Starting in the basement, one large gallery tells the story of photography. It's sponsored by Kodak, so you tend to get the history of Kodak cameras and not enough else, but the coverage is impressively comprehensive. One of the oldest exhibits is the first ever photographic negative, or at least a copy of the original which the museum stores safely elsewhere. The most recent is a board installed 10 years ago on which Kodak confidently state that "digital photography's share of the market remains comparatively small". Where are they now, eh? Moving up the building, on the ground floor is a rather good gallery outlining the history of the web, from Arpanet teletype to the internet of things. One cabinet contains a handwritten letter, a board game and a photo album and asks "do you know what any of these objects are?" I almost laughed, but then I remembered the target audience and almost cried.

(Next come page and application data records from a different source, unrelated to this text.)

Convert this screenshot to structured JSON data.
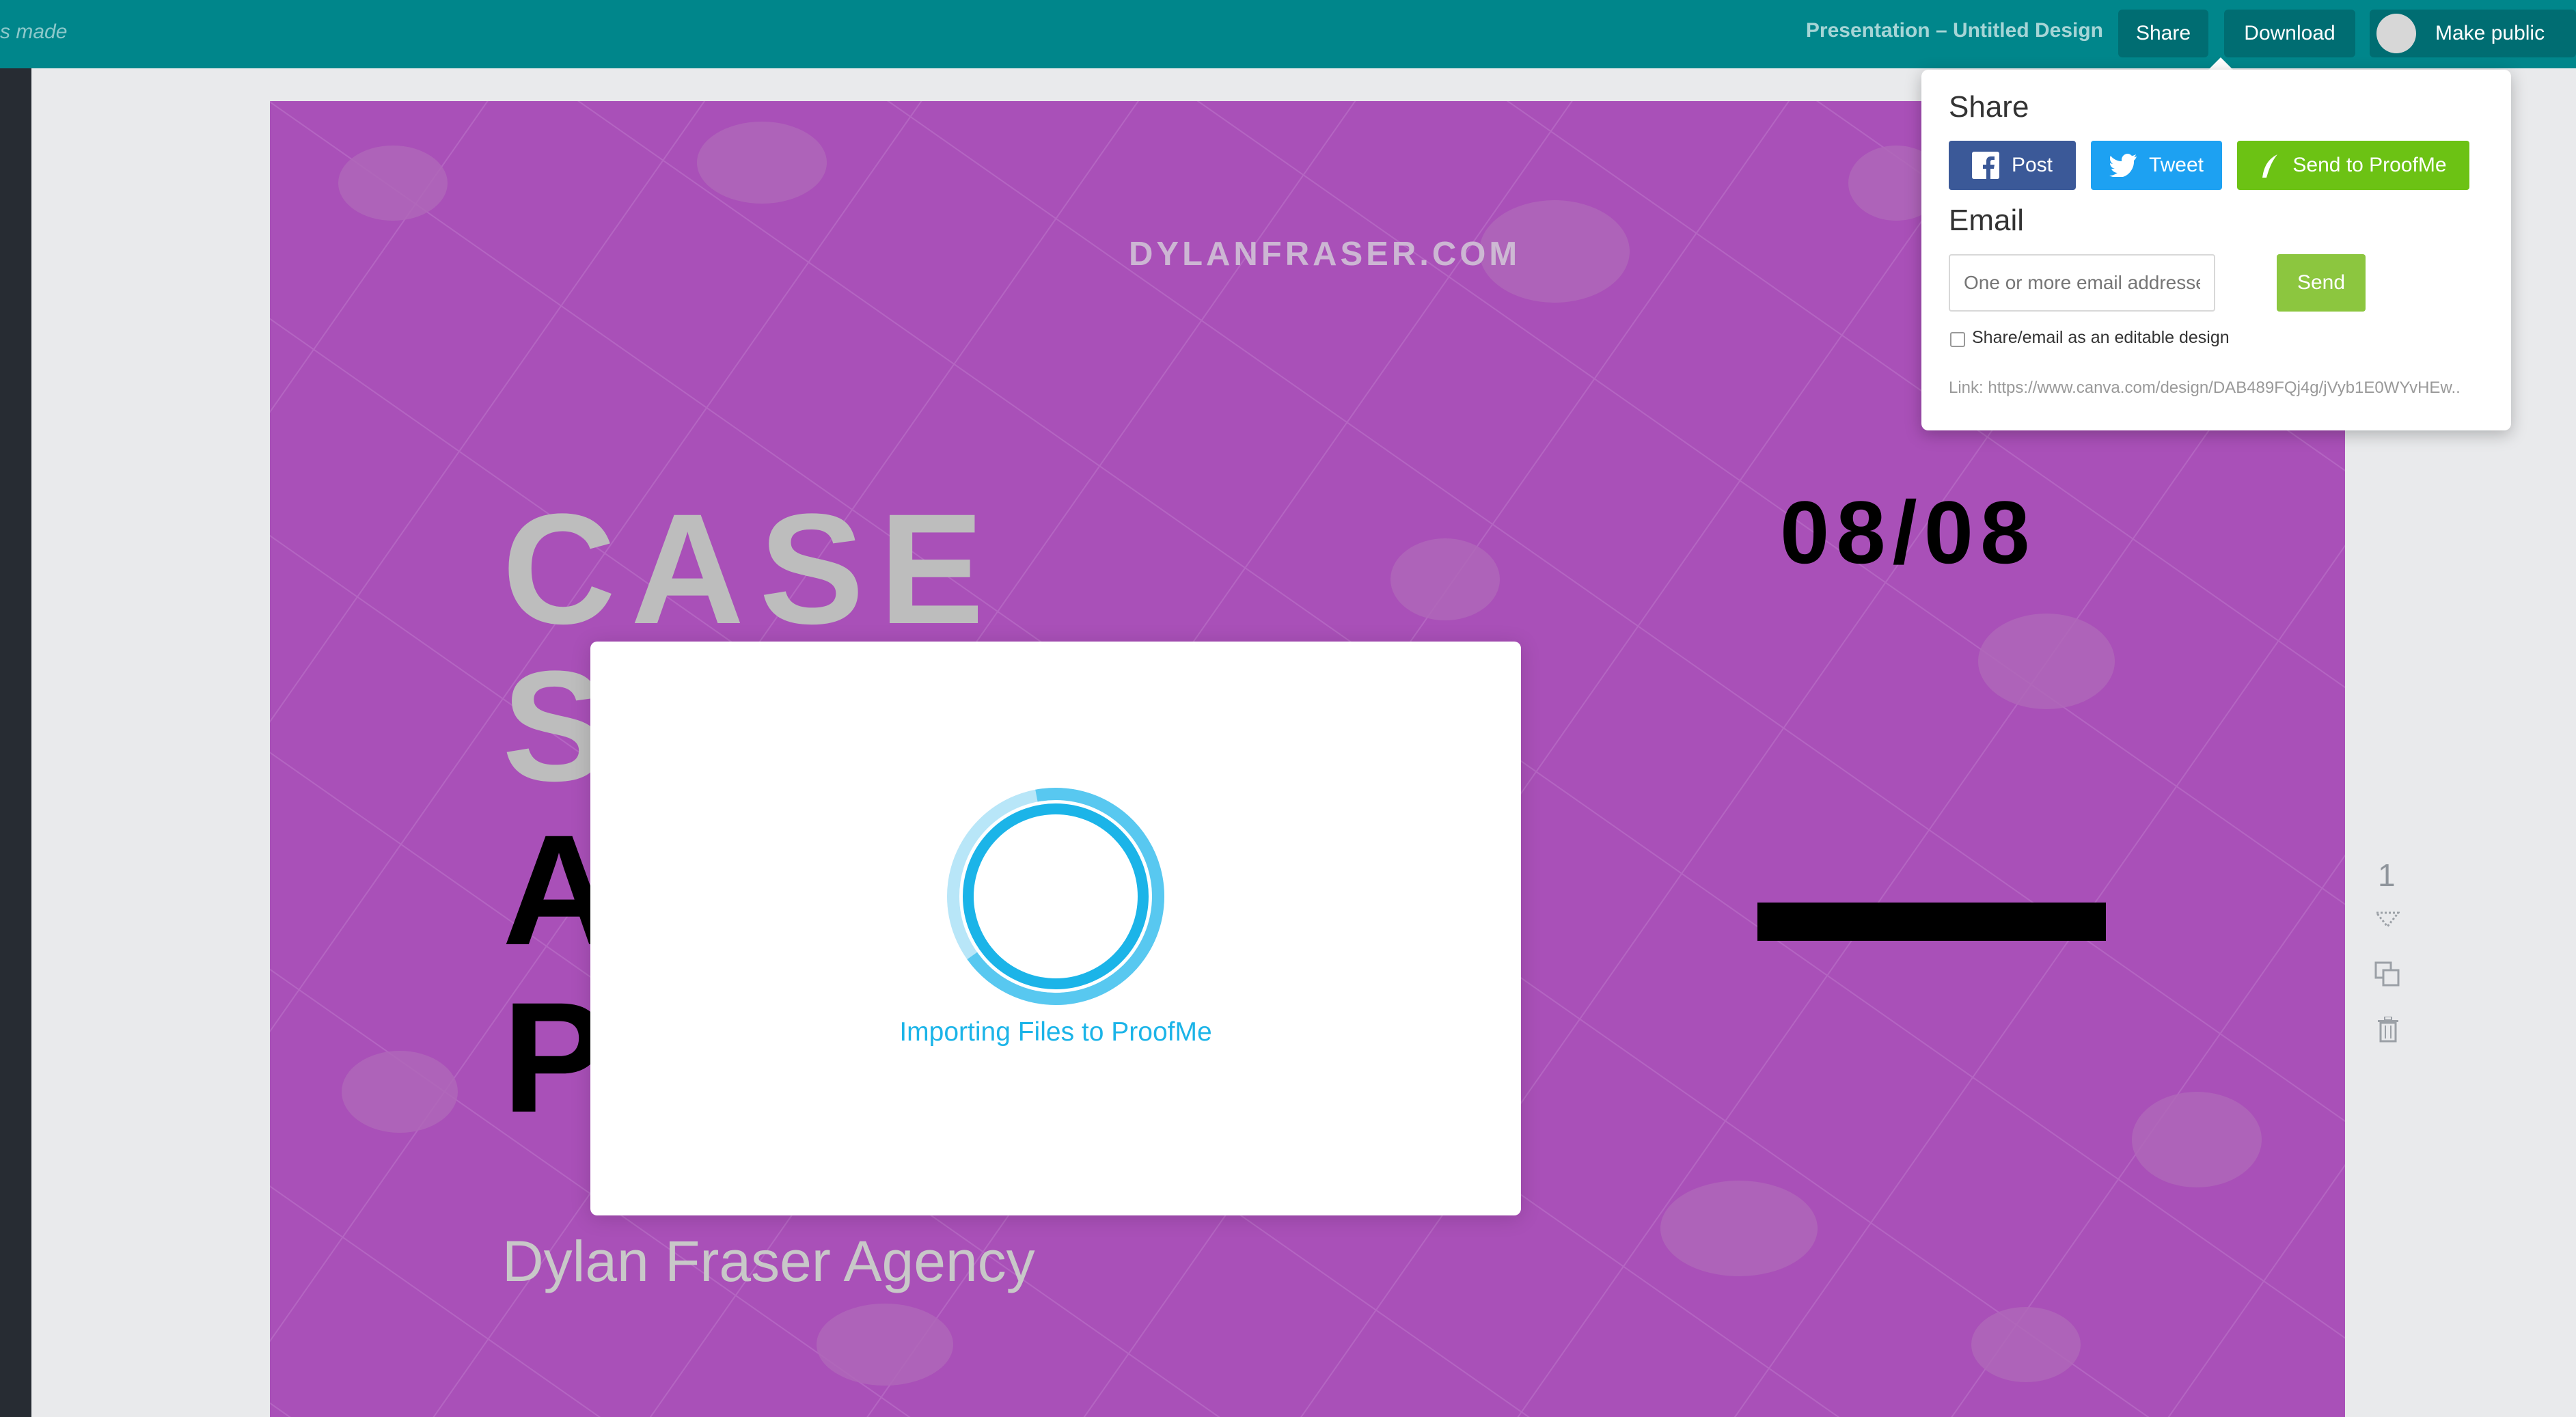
{
  "topbar": {
    "saved_status": "s made",
    "design_title": "Presentation – Untitled Design",
    "share_label": "Share",
    "download_label": "Download",
    "make_public_label": "Make public"
  },
  "canvas": {
    "website": "DYLANFRASER.COM",
    "title_line1": "CASE",
    "title_line2": "S",
    "title_line3": "A",
    "title_line4": "P",
    "agency": "Dylan Fraser Agency",
    "date": "08/08"
  },
  "page_tools": {
    "page_number": "1"
  },
  "modal": {
    "message": "Importing Files to ProofMe"
  },
  "share_popover": {
    "share_heading": "Share",
    "post_label": "Post",
    "tweet_label": "Tweet",
    "proofme_label": "Send to ProofMe",
    "email_heading": "Email",
    "email_placeholder": "One or more email addresses",
    "send_label": "Send",
    "editable_label": "Share/email as an editable design",
    "link_text": "Link:  https://www.canva.com/design/DAB489FQj4g/jVyb1E0WYvHEw.."
  },
  "colors": {
    "topbar": "#00868b",
    "canvas_bg": "#a950b8",
    "spinner": "#1bb4e8",
    "facebook": "#3b5998",
    "twitter": "#1da1f2",
    "proofme": "#6cc214",
    "send": "#8cc63f"
  }
}
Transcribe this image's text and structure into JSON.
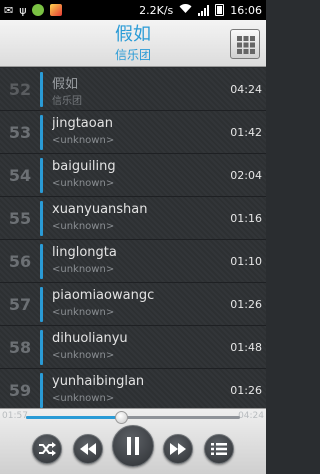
{
  "status_bar": {
    "speed": "2.2K/s",
    "time": "16:06"
  },
  "header": {
    "title": "假如",
    "subtitle": "信乐团",
    "grid_icon": "grid-icon"
  },
  "songs": [
    {
      "num": "52",
      "title": "假如",
      "artist": "信乐团",
      "duration": "04:24",
      "current": true
    },
    {
      "num": "53",
      "title": "jingtaoan",
      "artist": "<unknown>",
      "duration": "01:42"
    },
    {
      "num": "54",
      "title": "baiguiling",
      "artist": "<unknown>",
      "duration": "02:04"
    },
    {
      "num": "55",
      "title": "xuanyuanshan",
      "artist": "<unknown>",
      "duration": "01:16"
    },
    {
      "num": "56",
      "title": "linglongta",
      "artist": "<unknown>",
      "duration": "01:10"
    },
    {
      "num": "57",
      "title": "piaomiaowangc",
      "artist": "<unknown>",
      "duration": "01:26"
    },
    {
      "num": "58",
      "title": "dihuolianyu",
      "artist": "<unknown>",
      "duration": "01:48"
    },
    {
      "num": "59",
      "title": "yunhaibinglan",
      "artist": "<unknown>",
      "duration": "01:26"
    }
  ],
  "player": {
    "elapsed": "01:57",
    "total": "04:24",
    "progress_fraction": 0.443,
    "accent_color": "#2a9bd6"
  }
}
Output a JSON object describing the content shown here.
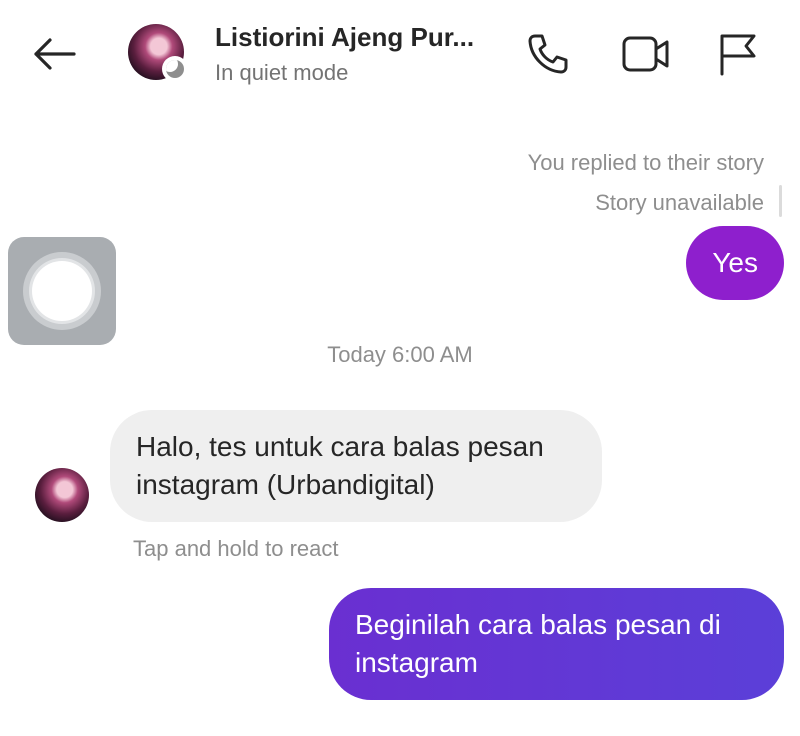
{
  "header": {
    "contact_name": "Listiorini Ajeng Pur...",
    "status": "In quiet mode",
    "icons": [
      "back-arrow-icon",
      "phone-icon",
      "video-camera-icon",
      "flag-icon"
    ]
  },
  "story": {
    "replied_label": "You replied to their story",
    "unavailable_label": "Story unavailable"
  },
  "messages": [
    {
      "direction": "outgoing",
      "text": "Yes"
    },
    {
      "direction": "incoming",
      "text": "Halo, tes untuk cara balas pesan instagram (Urbandigital)"
    },
    {
      "direction": "outgoing",
      "text": "Beginilah cara balas pesan di instagram"
    }
  ],
  "timestamp": "Today 6:00 AM",
  "react_hint": "Tap and hold to react",
  "colors": {
    "outgoing_purple": "#8e1fcd",
    "outgoing_violet": "#6a2fd1",
    "incoming_bubble": "#efefef",
    "muted_text": "#8e8e8e"
  }
}
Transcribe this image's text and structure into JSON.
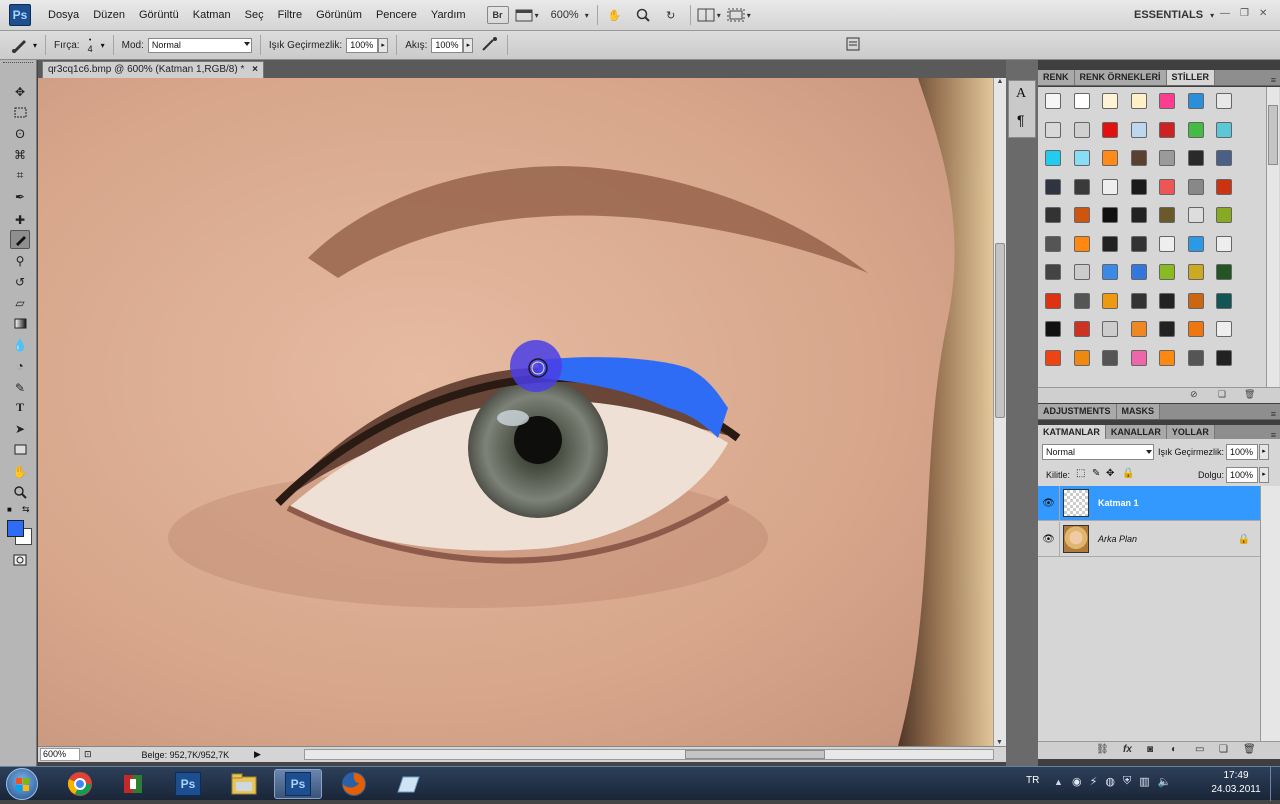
{
  "app": {
    "logo": "Ps"
  },
  "menu": [
    "Dosya",
    "Düzen",
    "Görüntü",
    "Katman",
    "Seç",
    "Filtre",
    "Görünüm",
    "Pencere",
    "Yardım"
  ],
  "appbar": {
    "bridge": "Br",
    "zoom": "600%",
    "workspace": "ESSENTIALS"
  },
  "options": {
    "brush_label": "Fırça:",
    "brush_size": "4",
    "mode_label": "Mod:",
    "mode_value": "Normal",
    "opacity_label": "Işık Geçirmezlik:",
    "opacity_value": "100%",
    "flow_label": "Akış:",
    "flow_value": "100%"
  },
  "document": {
    "tab_title": "qr3cq1c6.bmp @ 600% (Katman 1,RGB/8) *",
    "close": "×",
    "zoom": "600%",
    "doc_info": "Belge: 952,7K/952,7K"
  },
  "colors": {
    "foreground": "#2f6cf5",
    "background": "#ffffff",
    "selection": "#3399ff"
  },
  "panels": {
    "top_tabs": [
      "RENK",
      "RENK ÖRNEKLERİ",
      "STİLLER"
    ],
    "mid_tabs": [
      "ADJUSTMENTS",
      "MASKS"
    ],
    "layers_tabs": [
      "KATMANLAR",
      "KANALLAR",
      "YOLLAR"
    ],
    "blend_mode": "Normal",
    "opacity_label": "Işık Geçirmezlik:",
    "opacity_value": "100%",
    "lock_label": "Kilitle:",
    "fill_label": "Dolgu:",
    "fill_value": "100%",
    "layers": [
      {
        "name": "Katman 1",
        "selected": true
      },
      {
        "name": "Arka Plan",
        "selected": false,
        "locked": true
      }
    ]
  },
  "taskbar": {
    "language": "TR",
    "time": "17:49",
    "date": "24.03.2011",
    "apps": [
      "chrome-icon",
      "winrar-icon",
      "photoshop-icon",
      "explorer-icon",
      "photoshop-active-icon",
      "firefox-icon",
      "folder-icon"
    ]
  }
}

The TV galleries are in two halves, one about the programmes and one about making them. The former is a bit light, with some classic moments to watch and a fairly small number of supporting facts alongside. More excitingly, to those of us of a certain age, Zippy and George from Rainbow are here, as well as PlaySchool's Humpty, Jemima and two Teds (plus some doll that replaced Hamble). More interesting is the gallery featuring the history of TV, with a century of tubes and screens and cameras plus some of the BBC's old radio mikes. You can also play at being in a TV studio, from appearing in your own drama to playing with greenscreen. I tried reading the news, to an audience of zero, only to find (somewhat disappointingly) that the autocue failed to work and then the playback was entirely interference.
Upstairs is the electronic equivalent of a hall of mirrors, with all sorts of science fun involving lenses and light, plus a camera obscura. There's quite a large section on British children's animation, though a little dated for 21st century youngsters, and not especially animated. And then there's an entire floor devoted to gaming, from Atari to the Xbox, which in reality turns out to be a 'lounge' with arcade games in. I sat down and played Pacman (20p) and Frogger (20p), then realised I'd completely forgotten the keys for Manic Miner on the Spectrum. Again my enjoyment was enhanced by there being absolutely nobody else in the room - I suspect on a normal weekend even Pong is busy.
On floor six is a BFI Mediatheque, like the one on the South Bank, where you can watch archive films and programmes for nothing. I was going to watch something erudite but then spotted the very first episode of Doctor Who on the list so watched that, because it seemed appropriate this month. And then I watched the start of the very first episode of Rainbow I last saw when I was seven, with a man who wasn't Geoffrey teaching a man in a bear suit about shapes. "Yes that's a triangle Bungle, well done."
I stayed at the museum over two hours, so there was obviously plenty to see. There'd have been three floors more if I hadn't turned up "between exhibitions", so it pays to check the timing of your visit carefully. But the whole thing had felt a little lightweight, which I suspect is the fault of YouTube and the internet making most of this stuff available elsewhere. Like I said, media's moved on since 1983, from a one off treat to ubiquitous consumption. So all in all I'd say the NMM's not by itself worth the six hour round trip from London, but definitely worth a visit if you're closer.